U.S. workers plug in when they want to unwindBy Barbara Rose
Tribune staff reporter
September 19, 2004
Time: There never is enough.
Yet Americans in the prime of their working lives find nearly three hours on an average weekday to relax--often in front of a television, according to a new government study.
Call them hard-working but reasonably well-rested couch potatoes. They log more than eight hours on the job and 7 1/2 hours sleeping.
Just as many suspected, working women spend about twice as much time as working men on household chores and caring for children and others. Women with children and full-time jobs log the most: nearly three hours on weekdays.
Men spend more time at work and more time on leisure and sports.
These and many other tidbits about full-time workers between the ages of 25 and 54 are pulled from a much broader survey of American time use released last week by the U.S. Bureau of Labor Statistics.
The research offers a glimpse of how work fits into American lives.
American workers are not a reflective lot, nor are they particularly sociable. Full-time workers ages 25 to 54 spend less than 15 minutes "relaxing and thinking" on an average weekday. About 20 minutes of their precious leisure goes to "socializing and communicating."
Few are bookworms or workout fanatics: They average about 10 minutes reading and the same for sports and exercise--a number skewed by the fact that many report no exercise at all.
So where does their leisure go? They are glued to the tube for 1 1/2 hours on an average weekday and more than two hours on weekends.
Leisurely dining is out, as is the traditional lunch "hour." They gulp their food or eat while doing something else. (How else to explain devoting little more than one hour to eating and drinking?)
Their spiritual lives get short shrift: less than two minutes on weekdays, expanding to about 15 minutes on weekends.

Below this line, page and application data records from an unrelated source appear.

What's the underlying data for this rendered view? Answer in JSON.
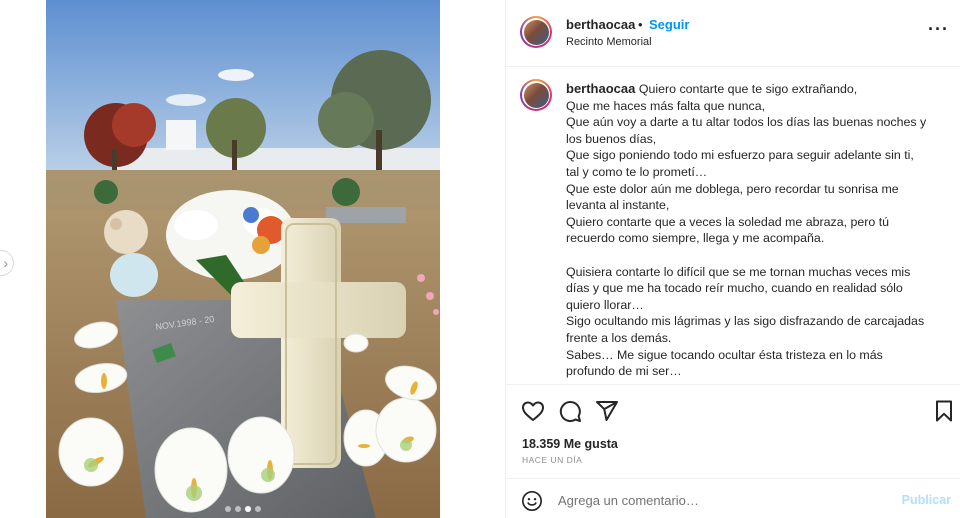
{
  "post": {
    "image_alt": "",
    "carousel": {
      "count": 4,
      "active": 3
    }
  },
  "header": {
    "username": "berthaocaa",
    "separator": "•",
    "follow_label": "Seguir",
    "location": "Recinto Memorial"
  },
  "caption": {
    "username": "berthaocaa",
    "lines": [
      "Quiero contarte que te sigo extrañando,",
      "Que me haces más falta que nunca,",
      "Que aún voy a darte a tu altar todos los días las buenas noches y",
      "los buenos días,",
      "Que sigo poniendo todo mi esfuerzo para seguir adelante sin ti,",
      "tal y como te lo prometí…",
      "Que este dolor aún me doblega, pero recordar tu sonrisa me",
      "levanta al instante,",
      "Quiero contarte que a veces la soledad me abraza, pero tú",
      "recuerdo como siempre, llega y me acompaña.",
      "",
      "Quisiera contarte lo difícil que se me tornan muchas veces mis",
      "días y que me ha tocado reír mucho, cuando en realidad sólo",
      "quiero llorar…",
      "Sigo ocultando mis lágrimas y las sigo disfrazando de carcajadas",
      "frente a los demás.",
      "Sabes… Me sigue tocando ocultar ésta tristeza en lo más",
      "profundo de mi ser…"
    ]
  },
  "actions": {
    "icons": [
      "heart-icon",
      "comment-icon",
      "share-icon",
      "bookmark-icon"
    ],
    "likes_text": "18.359 Me gusta",
    "time_text": "HACE UN DÍA"
  },
  "comment": {
    "placeholder": "Agrega un comentario…",
    "publish_label": "Publicar"
  },
  "colors": {
    "follow": "#0095f6",
    "publish_disabled": "#b2dffc",
    "muted": "#8e8e8e",
    "text": "#262626"
  }
}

The information was collected last year in interviews with 21,000 men and women, working and non-working, married and not, over the age of 15. They were asked to account for every hour of a single 24-hour period, reporting their primary activity during that time slot. That means if they were eating and watching TV, they had to pick one.
The bureau's ongoing research will shed light on such topics as household division of labor and quality of life issues such as whether Americans are becoming more isolated.
"The survey gives us the first continuous data on the timing of work and where work is done," said study project manager Diane Herz. "What days of the week are people working and what shifts? Where are they working--at a job site, at home or in a cafe? What are the tradeoffs associated with working?"
At least 50 countries and the Universities of Michigan and Maryland have conducted time-use studies, but the bureau's report is the largest and the only continuous effort, officials said.
Some findings for the broad population include:
Americans 15 and older sleep an average 8.6 hours. No surprise: Teenagers, retirees and non-workers sleep longer than working people.
Nearly everyone reported some leisure activity on an average day. Television was the most popular option, accounting for half of all leisure time.
Only 17 percent of the population reported doing some sports or exercise. Those who did devoted 1.7 hours.
One trend to watch: bringing work home. One in five employed people reported doing some work at home on days when they worked. The figure includes self-employed workers, who represent less than 10 percent of the working population.
Copyright © 2004, Chicago Tribune